Republicans on the Senate Banking Committee are vowing to pursue legislation mandating more transparency from the Federal Reserve after learning the central bank had documents regarding former Fed nominee Sarah Bloom Raskin that the bank never divulged to Congress.
In a letter sent Tuesday to Fed Chair Jerome Powell, 11 GOP members of the committee complained the bank never complied with a February request by ranking Republican Pat Toomey for correspondence about Reserve Trust, a fintech firm that received a Fed master account while Raskin, an ex-Fed governor, served as a company director.
A Fed spokesperson declined to comment.
Bloomberg reported last week the Fed had revealed in a July 29 letter to the American Accountability Foundation, a conservative group that investigates President Biden’s nominees, that it has 12 pages of records relating to Raskin and Reserve Trust’s master account.
“The fact that the Fed has been more responsive to an outside non-profit group than it has to members of the Senate committee that directly oversees it is outrageous,” the Republican senators wrote. “Unfortunately, obstructionism has become too common a response from the Fed and regional Fed banks — which, after all, are creatures of Congress — to congressional oversight inquiries from members in both parties.”

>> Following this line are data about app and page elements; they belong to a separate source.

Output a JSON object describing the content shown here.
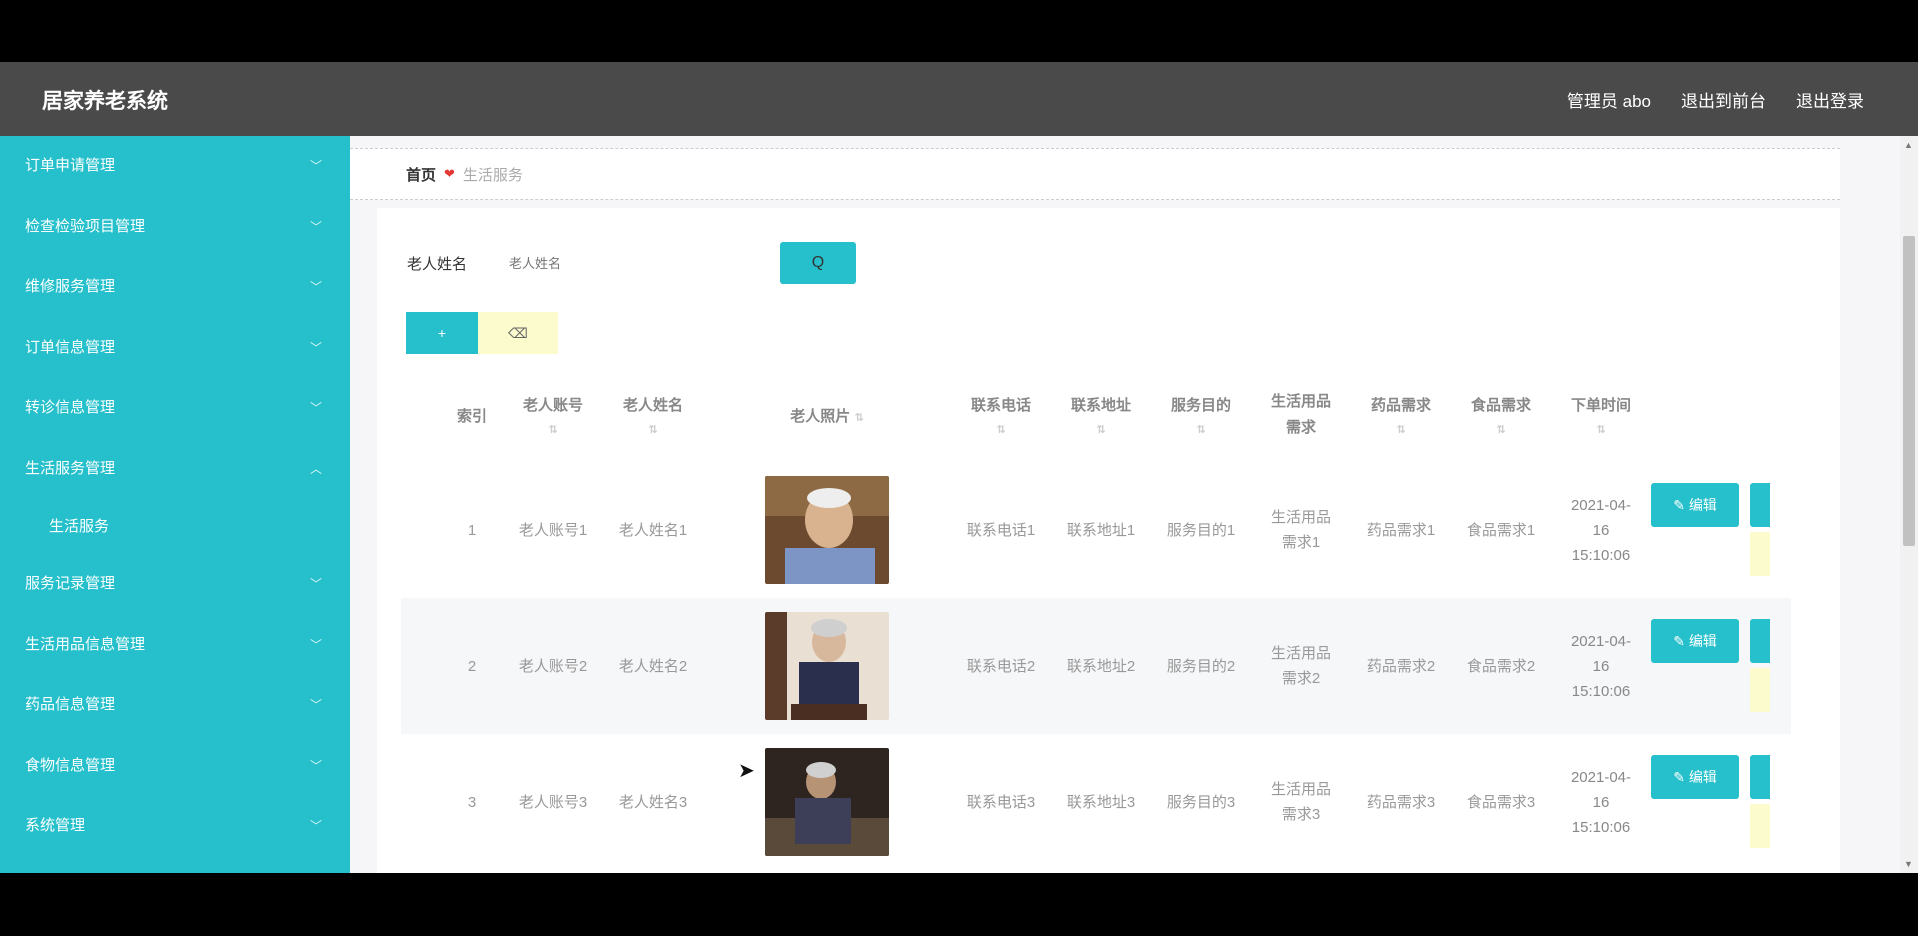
{
  "app": {
    "title": "居家养老系统"
  },
  "topnav": {
    "user": "管理员 abo",
    "front": "退出到前台",
    "logout": "退出登录"
  },
  "sidebar": {
    "items": [
      {
        "label": "订单申请管理"
      },
      {
        "label": "检查检验项目管理"
      },
      {
        "label": "维修服务管理"
      },
      {
        "label": "订单信息管理"
      },
      {
        "label": "转诊信息管理"
      },
      {
        "label": "生活服务管理",
        "expanded": true,
        "children": [
          {
            "label": "生活服务"
          }
        ]
      },
      {
        "label": "服务记录管理"
      },
      {
        "label": "生活用品信息管理"
      },
      {
        "label": "药品信息管理"
      },
      {
        "label": "食物信息管理"
      },
      {
        "label": "系统管理"
      }
    ]
  },
  "breadcrumb": {
    "home": "首页",
    "separator": "❤",
    "current": "生活服务"
  },
  "search": {
    "label": "老人姓名",
    "placeholder": "老人姓名",
    "button": "Q"
  },
  "actions": {
    "add": "+",
    "delete": "⌫"
  },
  "table": {
    "columns": [
      "索引",
      "老人账号",
      "老人姓名",
      "老人照片",
      "联系电话",
      "联系地址",
      "服务目的",
      "生活用品需求",
      "药品需求",
      "食品需求",
      "下单时间"
    ],
    "rows": [
      {
        "index": "1",
        "account": "老人账号1",
        "name": "老人姓名1",
        "phone": "联系电话1",
        "address": "联系地址1",
        "purpose": "服务目的1",
        "goods": "生活用品需求1",
        "medicine": "药品需求1",
        "food": "食品需求1",
        "time": "2021-04-16 15:10:06",
        "edit": "编辑"
      },
      {
        "index": "2",
        "account": "老人账号2",
        "name": "老人姓名2",
        "phone": "联系电话2",
        "address": "联系地址2",
        "purpose": "服务目的2",
        "goods": "生活用品需求2",
        "medicine": "药品需求2",
        "food": "食品需求2",
        "time": "2021-04-16 15:10:06",
        "edit": "编辑"
      },
      {
        "index": "3",
        "account": "老人账号3",
        "name": "老人姓名3",
        "phone": "联系电话3",
        "address": "联系地址3",
        "purpose": "服务目的3",
        "goods": "生活用品需求3",
        "medicine": "药品需求3",
        "food": "食品需求3",
        "time": "2021-04-16 15:10:06",
        "edit": "编辑"
      }
    ]
  },
  "colors": {
    "accent": "#25c0cb",
    "topbar": "#4a4a4a",
    "warning": "#fbfbcd"
  }
}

The Fed has declined to release the records, citing multiple exceptions to the Freedom of Information Act.
The Banking Committee Republicans are also unhappy with the refusal of the Federal Reserve Bank of Kansas City to provide information about Reserve Trust’s master account. They said their concern is not just about Raskin’s now-withdrawn nomination as Fed vice chair for supervision, but also overseeing how the Fed grants master accounts and whether it has done so free of favoritism.
“In light of this persistent refusal to comply with reasonable requests for information, we have no choice but to pursue legislation that will compel these public institutions to be more transparent and accountable to Congress,” they wrote.
Toomey has said previously he wants to compel the Fed to answer questions from Congress and has talked about other ideas as well, including subjecting the regional Fed banks to the Freedom of Information Act — they are now exempt — as well as other possible changes, like making regional bank presidents presidential appointments subject to Senate confirmation.
The Fed and the Kansas City Fed declined to comment last week on Toomey’s complaints.